**Assignment**
Search the records for the string "this". Copy each line where it occurs.

**Given records**
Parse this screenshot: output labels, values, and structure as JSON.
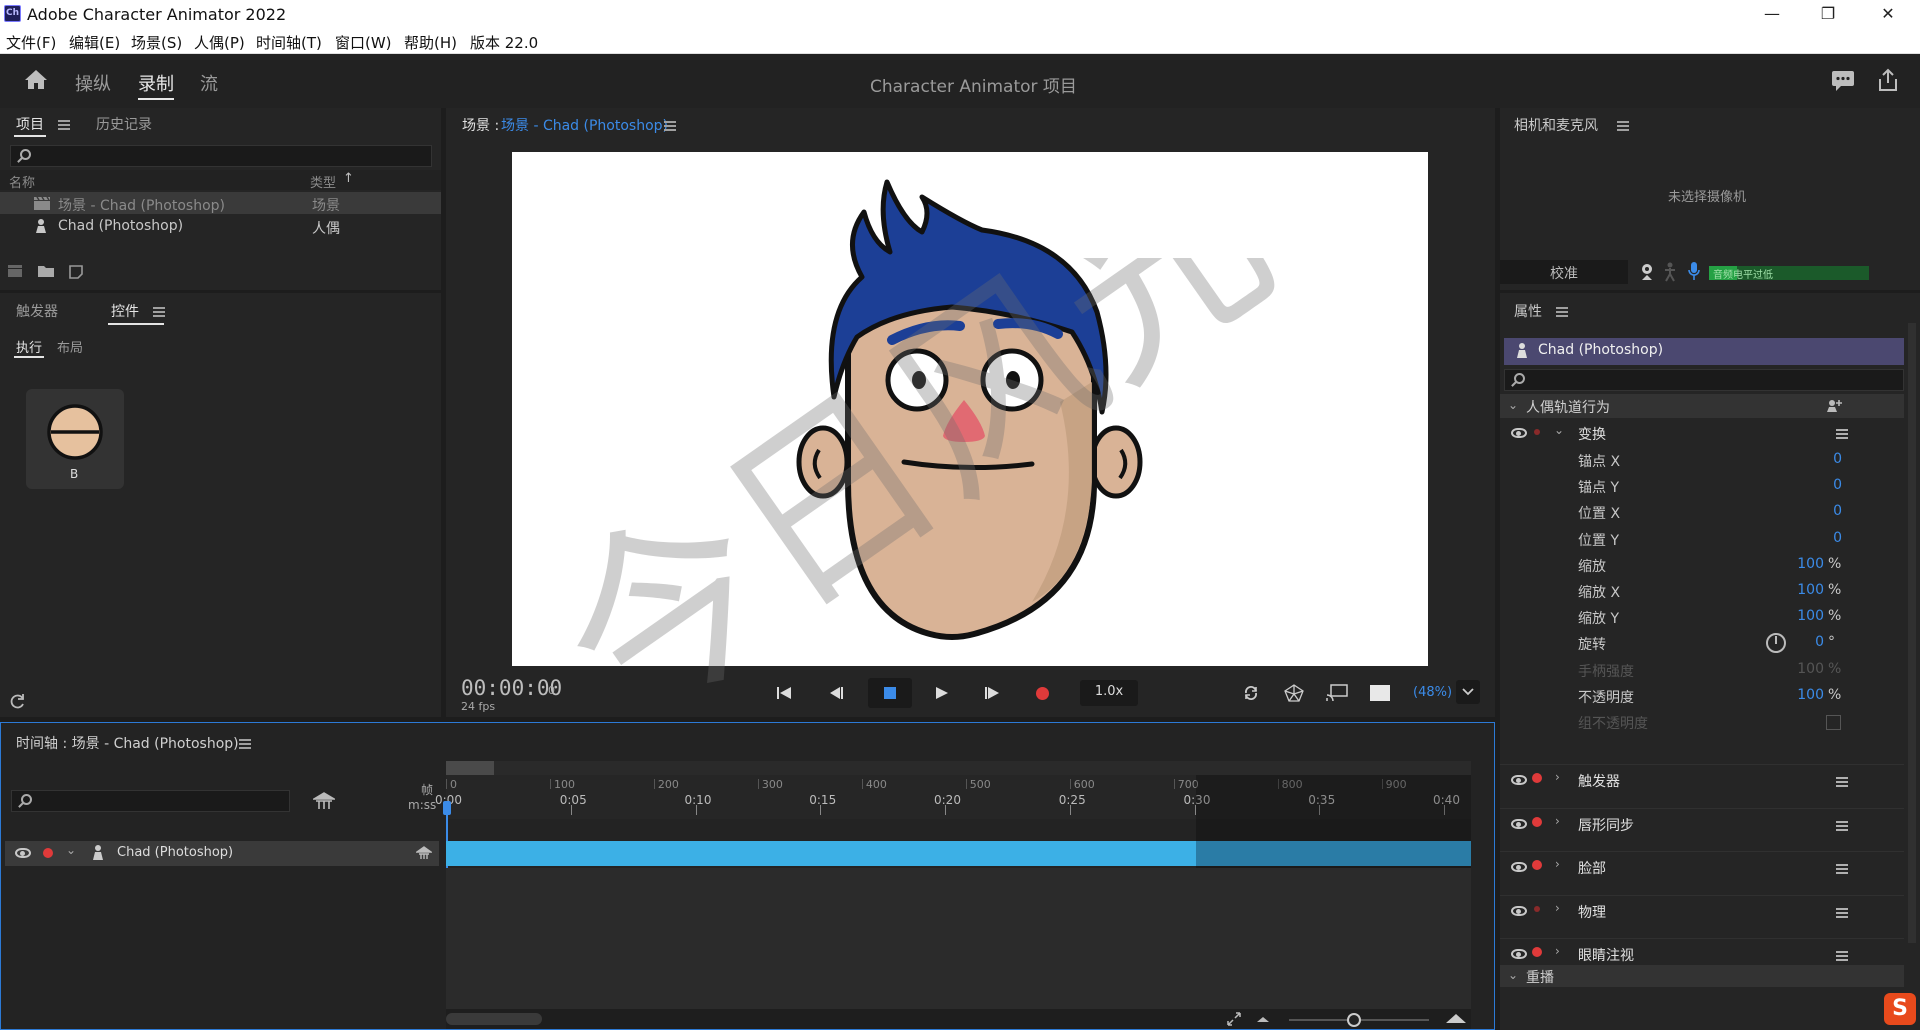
{
  "app": {
    "title": "Adobe Character Animator 2022",
    "icon_text": "Ch",
    "window_buttons": [
      "—",
      "❐",
      "✕"
    ]
  },
  "menu": [
    "文件(F)",
    "编辑(E)",
    "场景(S)",
    "人偶(P)",
    "时间轴(T)",
    "窗口(W)",
    "帮助(H)",
    "版本 22.0"
  ],
  "workspace": {
    "tabs": [
      "操纵",
      "录制",
      "流"
    ],
    "active_tab": "录制",
    "project_title": "Character Animator 项目"
  },
  "project_panel": {
    "tabs": [
      "项目",
      "历史记录"
    ],
    "columns": [
      "名称",
      "类型"
    ],
    "items": [
      {
        "name": "场景 - Chad (Photoshop)",
        "type": "场景",
        "icon": "clapper-icon"
      },
      {
        "name": "Chad (Photoshop)",
        "type": "人偶",
        "icon": "puppet-icon"
      }
    ]
  },
  "triggers_panel": {
    "tabs": [
      "触发器",
      "控件"
    ],
    "subtabs": [
      "执行",
      "布局"
    ],
    "control": {
      "key": "B"
    }
  },
  "scene_panel": {
    "label": "场景 :",
    "scene_name": "场景 - Chad (Photoshop)",
    "timecode": "00:00:00",
    "frame": "0",
    "fps": "24 fps",
    "speed": "1.0x",
    "zoom": "(48%)"
  },
  "camera_panel": {
    "title": "相机和麦克风",
    "no_camera": "未选择摄像机",
    "calibrate": "校准",
    "audio_label": "音频电平过低"
  },
  "properties_panel": {
    "title": "属性",
    "puppet": "Chad (Photoshop)",
    "section": "人偶轨道行为",
    "transform": {
      "name": "变换",
      "props": [
        {
          "label": "锚点 X",
          "value": "0",
          "unit": ""
        },
        {
          "label": "锚点 Y",
          "value": "0",
          "unit": ""
        },
        {
          "label": "位置 X",
          "value": "0",
          "unit": ""
        },
        {
          "label": "位置 Y",
          "value": "0",
          "unit": ""
        },
        {
          "label": "缩放",
          "value": "100",
          "unit": "%"
        },
        {
          "label": "缩放 X",
          "value": "100",
          "unit": "%"
        },
        {
          "label": "缩放 Y",
          "value": "100",
          "unit": "%"
        },
        {
          "label": "旋转",
          "value": "0",
          "unit": "°"
        },
        {
          "label": "手柄强度",
          "value": "100",
          "unit": "%"
        },
        {
          "label": "不透明度",
          "value": "100",
          "unit": "%"
        },
        {
          "label": "组不透明度",
          "value": "",
          "unit": ""
        }
      ]
    },
    "behaviors": [
      "触发器",
      "唇形同步",
      "脸部",
      "物理",
      "眼睛注视"
    ],
    "replay": "重播"
  },
  "timeline_panel": {
    "title": "时间轴 : 场景 - Chad (Photoshop)",
    "frame_label": "帧",
    "time_label": "m:ss",
    "frame_ticks": [
      "0",
      "100",
      "200",
      "300",
      "400",
      "500",
      "600",
      "700",
      "800",
      "900"
    ],
    "time_ticks": [
      "0:00",
      "0:05",
      "0:10",
      "0:15",
      "0:20",
      "0:25",
      "0:30",
      "0:35",
      "0:40"
    ],
    "track": "Chad (Photoshop)"
  },
  "watermark": "今日风光有用",
  "colors": {
    "accent": "#3b8be8",
    "track": "#3cb0e6",
    "record": "#e03a3a",
    "puppet_header": "#4b4870",
    "hair": "#1c3f96",
    "skin": "#d9b396",
    "nose": "#e16a72"
  }
}
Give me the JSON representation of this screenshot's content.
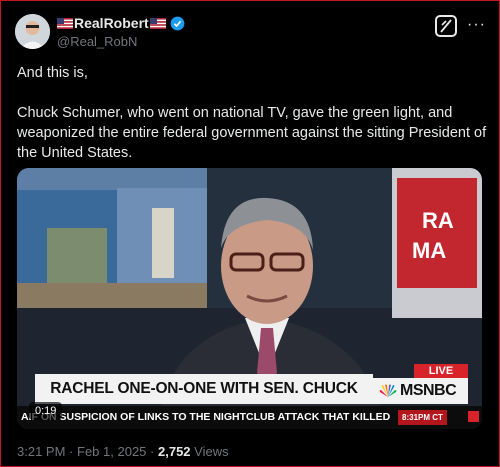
{
  "author": {
    "display_name": "RealRobert",
    "handle": "@Real_RobN",
    "flag_icon": "us-flag-icon",
    "verified_icon": "verified-badge-icon",
    "verified_color": "#1d9bf0"
  },
  "actions": {
    "grok_icon": "grok-icon",
    "more_label": "···"
  },
  "post": {
    "line1": "And this is,",
    "line2": "Chuck Schumer, who went on national TV, gave the green light, and weaponized the entire federal government against the sitting President of the United States."
  },
  "media": {
    "lower_third": "RACHEL ONE-ON-ONE WITH SEN. CHUCK SCHUMER",
    "live_label": "LIVE",
    "network_label": "MSNBC",
    "ticker_text": "AIF   ON SUSPICION OF LINKS TO THE NIGHTCLUB ATTACK THAT KILLED",
    "ticker_time": "8:31PM CT",
    "duration": "0:19",
    "accent_color": "#d8232a"
  },
  "meta": {
    "time": "3:21 PM",
    "separator": "·",
    "date": "Feb 1, 2025",
    "views_count": "2,752",
    "views_label": "Views"
  }
}
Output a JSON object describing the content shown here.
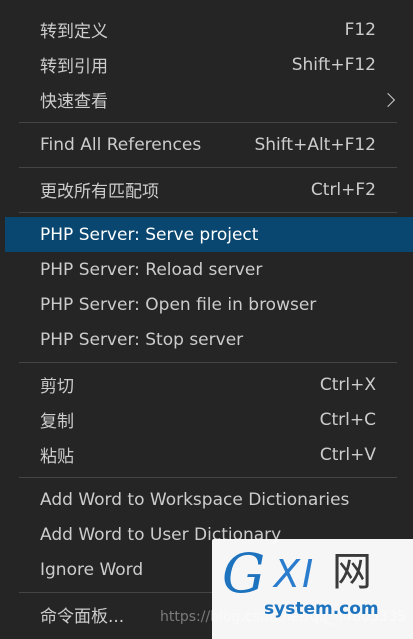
{
  "menu": {
    "group1": [
      {
        "label": "转到定义",
        "shortcut": "F12"
      },
      {
        "label": "转到引用",
        "shortcut": "Shift+F12"
      },
      {
        "label": "快速查看",
        "shortcut": ""
      }
    ],
    "group2": [
      {
        "label": "Find All References",
        "shortcut": "Shift+Alt+F12"
      }
    ],
    "group3": [
      {
        "label": "更改所有匹配项",
        "shortcut": "Ctrl+F2"
      }
    ],
    "group4": [
      {
        "label": "PHP Server: Serve project",
        "shortcut": "",
        "highlighted": true
      },
      {
        "label": "PHP Server: Reload server",
        "shortcut": ""
      },
      {
        "label": "PHP Server: Open file in browser",
        "shortcut": ""
      },
      {
        "label": "PHP Server: Stop server",
        "shortcut": ""
      }
    ],
    "group5": [
      {
        "label": "剪切",
        "shortcut": "Ctrl+X"
      },
      {
        "label": "复制",
        "shortcut": "Ctrl+C"
      },
      {
        "label": "粘贴",
        "shortcut": "Ctrl+V"
      }
    ],
    "group6": [
      {
        "label": "Add Word to Workspace Dictionaries",
        "shortcut": ""
      },
      {
        "label": "Add Word to User Dictionary",
        "shortcut": ""
      },
      {
        "label": "Ignore Word",
        "shortcut": ""
      }
    ],
    "group7": [
      {
        "label": "命令面板...",
        "shortcut": ""
      }
    ]
  },
  "watermark": {
    "url": "https://blog.csdn.net/qq_44803335",
    "logo_g": "G",
    "logo_xi": "XI",
    "logo_wang": "网",
    "logo_domain": "system.com"
  },
  "colors": {
    "menu_bg": "#252526",
    "highlight_bg": "#094771",
    "text": "#cccccc",
    "separator": "#454545",
    "logo_blue": "#1e73be"
  }
}
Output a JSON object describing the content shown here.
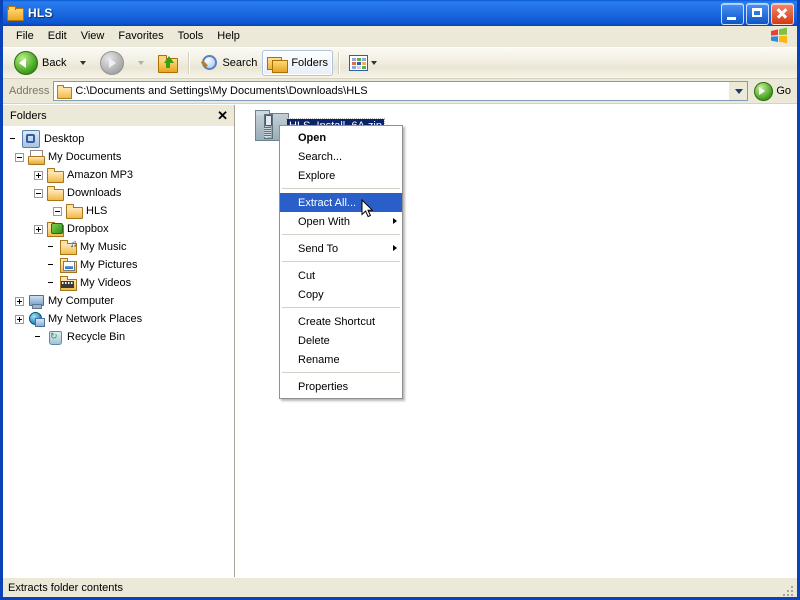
{
  "window": {
    "title": "HLS",
    "title_icon": "folder-icon",
    "buttons": {
      "minimize": "minimize",
      "maximize": "maximize",
      "close": "close"
    }
  },
  "menubar": {
    "items": [
      "File",
      "Edit",
      "View",
      "Favorites",
      "Tools",
      "Help"
    ],
    "brand_icon": "windows-flag-icon"
  },
  "toolbar": {
    "back": {
      "label": "Back",
      "icon": "back-arrow-icon",
      "enabled": true
    },
    "forward": {
      "label": "",
      "icon": "forward-arrow-icon",
      "enabled": false
    },
    "up": {
      "label": "",
      "icon": "up-folder-icon"
    },
    "search": {
      "label": "Search",
      "icon": "magnifier-icon"
    },
    "folders": {
      "label": "Folders",
      "icon": "folders-icon",
      "pressed": true
    },
    "views": {
      "label": "",
      "icon": "views-icon"
    }
  },
  "address": {
    "label": "Address",
    "icon": "folder-icon",
    "value": "C:\\Documents and Settings\\My Documents\\Downloads\\HLS",
    "dropdown_icon": "chevron-down-icon",
    "go_label": "Go",
    "go_icon": "go-arrow-icon"
  },
  "folders_pane": {
    "title": "Folders",
    "close_icon": "close-icon",
    "tree": [
      {
        "label": "Desktop",
        "icon": "desktop-icon",
        "indent": 0,
        "expander": "none"
      },
      {
        "label": "My Documents",
        "icon": "my-documents-icon",
        "indent": 1,
        "expander": "minus"
      },
      {
        "label": "Amazon MP3",
        "icon": "folder-icon",
        "indent": 2,
        "expander": "plus"
      },
      {
        "label": "Downloads",
        "icon": "folder-icon",
        "indent": 2,
        "expander": "minus"
      },
      {
        "label": "HLS",
        "icon": "folder-icon",
        "indent": 3,
        "expander": "minus"
      },
      {
        "label": "Dropbox",
        "icon": "dropbox-icon",
        "indent": 2,
        "expander": "plus"
      },
      {
        "label": "My Music",
        "icon": "my-music-icon",
        "indent": 2,
        "expander": "none"
      },
      {
        "label": "My Pictures",
        "icon": "my-pictures-icon",
        "indent": 2,
        "expander": "none"
      },
      {
        "label": "My Videos",
        "icon": "my-videos-icon",
        "indent": 2,
        "expander": "none"
      },
      {
        "label": "My Computer",
        "icon": "my-computer-icon",
        "indent": 1,
        "expander": "plus"
      },
      {
        "label": "My Network Places",
        "icon": "network-icon",
        "indent": 1,
        "expander": "plus"
      },
      {
        "label": "Recycle Bin",
        "icon": "recycle-bin-icon",
        "indent": 1,
        "expander": "none"
      }
    ]
  },
  "file_list": {
    "items": [
      {
        "name": "HLS_Install_6A.zip",
        "icon": "zip-folder-icon",
        "selected": true
      }
    ]
  },
  "context_menu": {
    "items": [
      {
        "label": "Open",
        "bold": true,
        "selected": false,
        "submenu": false
      },
      {
        "label": "Search...",
        "bold": false,
        "selected": false,
        "submenu": false
      },
      {
        "label": "Explore",
        "bold": false,
        "selected": false,
        "submenu": false
      },
      {
        "separator": true
      },
      {
        "label": "Extract All...",
        "bold": false,
        "selected": true,
        "submenu": false
      },
      {
        "label": "Open With",
        "bold": false,
        "selected": false,
        "submenu": true
      },
      {
        "separator": true
      },
      {
        "label": "Send To",
        "bold": false,
        "selected": false,
        "submenu": true
      },
      {
        "separator": true
      },
      {
        "label": "Cut",
        "bold": false,
        "selected": false,
        "submenu": false
      },
      {
        "label": "Copy",
        "bold": false,
        "selected": false,
        "submenu": false
      },
      {
        "separator": true
      },
      {
        "label": "Create Shortcut",
        "bold": false,
        "selected": false,
        "submenu": false
      },
      {
        "label": "Delete",
        "bold": false,
        "selected": false,
        "submenu": false
      },
      {
        "label": "Rename",
        "bold": false,
        "selected": false,
        "submenu": false
      },
      {
        "separator": true
      },
      {
        "label": "Properties",
        "bold": false,
        "selected": false,
        "submenu": false
      }
    ]
  },
  "statusbar": {
    "text": "Extracts folder contents"
  },
  "colors": {
    "title_bar_blue": "#0b59d2",
    "window_border": "#0a42b8",
    "face": "#ece9d8",
    "selection_blue": "#2a5fc9",
    "file_selection": "#0a246a"
  }
}
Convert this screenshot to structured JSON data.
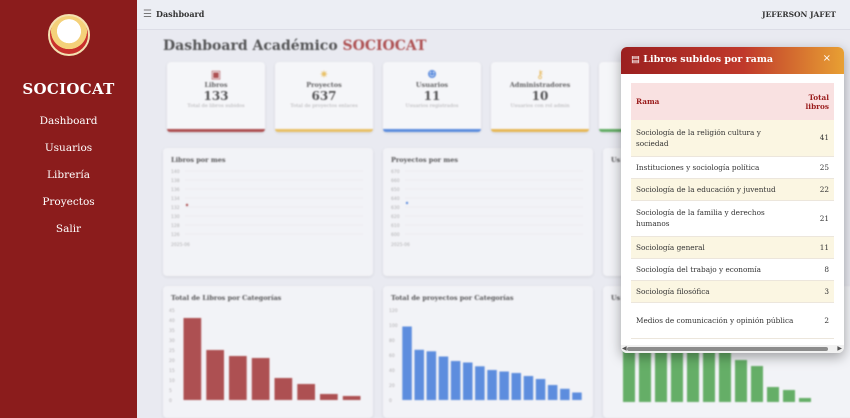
{
  "sidebar": {
    "brand": "SOCIOCAT",
    "items": [
      {
        "label": "Dashboard"
      },
      {
        "label": "Usuarios"
      },
      {
        "label": "Librería"
      },
      {
        "label": "Proyectos"
      },
      {
        "label": "Salir"
      }
    ]
  },
  "topbar": {
    "breadcrumb": "Dashboard",
    "user": "JEFERSON JAFET"
  },
  "header": {
    "title_main": "Dashboard Académico",
    "title_accent": "SOCIOCAT"
  },
  "stats": [
    {
      "label": "Libros",
      "value": "133",
      "sub": "Total de libros subidos",
      "color": "#9a1d1d",
      "icon": "book-icon",
      "glyph": "▣"
    },
    {
      "label": "Proyectos",
      "value": "637",
      "sub": "Total de proyectos enlaces",
      "color": "#e8b33a",
      "icon": "lightbulb-icon",
      "glyph": "✷"
    },
    {
      "label": "Usuarios",
      "value": "11",
      "sub": "Usuarios registrados",
      "color": "#2f6fd8",
      "icon": "users-icon",
      "glyph": "☻"
    },
    {
      "label": "Administradores",
      "value": "10",
      "sub": "Usuarios con rol admin",
      "color": "#e6a825",
      "icon": "admin-icon",
      "glyph": "⚷"
    }
  ],
  "charts": {
    "libros_mes": {
      "title": "Libros por mes",
      "yticks": [
        "140",
        "138",
        "136",
        "134",
        "132",
        "130",
        "128",
        "126"
      ],
      "xtick": "2025-06"
    },
    "proyectos_mes": {
      "title": "Proyectos por mes",
      "yticks": [
        "670",
        "660",
        "650",
        "640",
        "630",
        "620",
        "610",
        "600"
      ],
      "xtick": "2025-06"
    },
    "libros_cat": {
      "title": "Total de Libros por Categorías",
      "yticks": [
        "45",
        "40",
        "35",
        "30",
        "25",
        "20",
        "15",
        "10",
        "5",
        "0"
      ]
    },
    "proyectos_cat": {
      "title": "Total de proyectos por Categorías",
      "yticks": [
        "120",
        "100",
        "80",
        "60",
        "40",
        "20",
        "0"
      ]
    },
    "third_mes_title": "Us",
    "third_cat_title": "Us"
  },
  "chart_data": [
    {
      "type": "bar",
      "title": "Total de Libros por Categorías",
      "values": [
        41,
        25,
        22,
        21,
        11,
        8,
        3,
        2
      ],
      "ylim": [
        0,
        45
      ],
      "color": "#9a1d1d"
    },
    {
      "type": "bar",
      "title": "Total de proyectos por Categorías",
      "values": [
        98,
        67,
        65,
        58,
        52,
        50,
        45,
        40,
        38,
        36,
        32,
        28,
        20,
        15,
        10
      ],
      "ylim": [
        0,
        120
      ],
      "color": "#2f6fd8"
    }
  ],
  "modal": {
    "title": "Libros subidos por rama",
    "icon": "book-icon",
    "close": "×",
    "headers": {
      "rama": "Rama",
      "total_1": "Total",
      "total_2": "libros"
    },
    "rows": [
      {
        "rama": "Sociología de la religión cultura y sociedad",
        "total": "41"
      },
      {
        "rama": "Instituciones y sociología política",
        "total": "25"
      },
      {
        "rama": "Sociología de la educación y juventud",
        "total": "22"
      },
      {
        "rama": "Sociología de la familia y derechos humanos",
        "total": "21"
      },
      {
        "rama": "Sociología general",
        "total": "11"
      },
      {
        "rama": "Sociología del trabajo y economía",
        "total": "8"
      },
      {
        "rama": "Sociología filosófica",
        "total": "3"
      },
      {
        "rama": "Medios de comunicación y opinión pública",
        "total": "2"
      }
    ]
  }
}
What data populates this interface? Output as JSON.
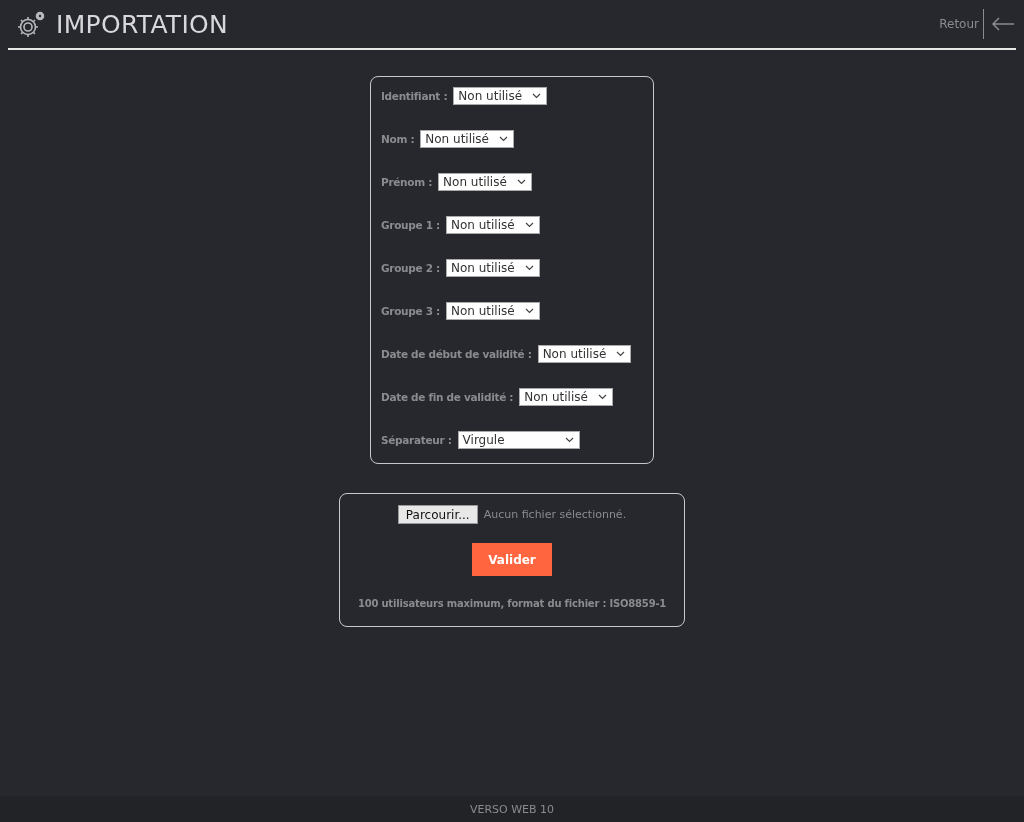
{
  "header": {
    "title": "IMPORTATION",
    "back_label": "Retour"
  },
  "mapping_fields": [
    {
      "label": "Identifiant :",
      "value": "Non utilisé"
    },
    {
      "label": "Nom :",
      "value": "Non utilisé"
    },
    {
      "label": "Prénom :",
      "value": "Non utilisé"
    },
    {
      "label": "Groupe 1 :",
      "value": "Non utilisé"
    },
    {
      "label": "Groupe 2 :",
      "value": "Non utilisé"
    },
    {
      "label": "Groupe 3 :",
      "value": "Non utilisé"
    },
    {
      "label": "Date de début de validité :",
      "value": "Non utilisé"
    },
    {
      "label": "Date de fin de validité :",
      "value": "Non utilisé"
    },
    {
      "label": "Séparateur :",
      "value": "Virgule"
    }
  ],
  "upload": {
    "browse_button": "Parcourir...",
    "file_status": "Aucun fichier sélectionné.",
    "submit_button": "Valider",
    "note": "100 utilisateurs maximum, format du fichier : ISO8859-1"
  },
  "footer": {
    "text": "VERSO WEB 10"
  }
}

**Output**
Parse this screenshot: output labels, values, and structure as JSON.
Give me the JSON representation of this screenshot's content.
    "line1": "And this is,",
Convert this screenshot to structured JSON data.
What data populates this interface? Output as JSON.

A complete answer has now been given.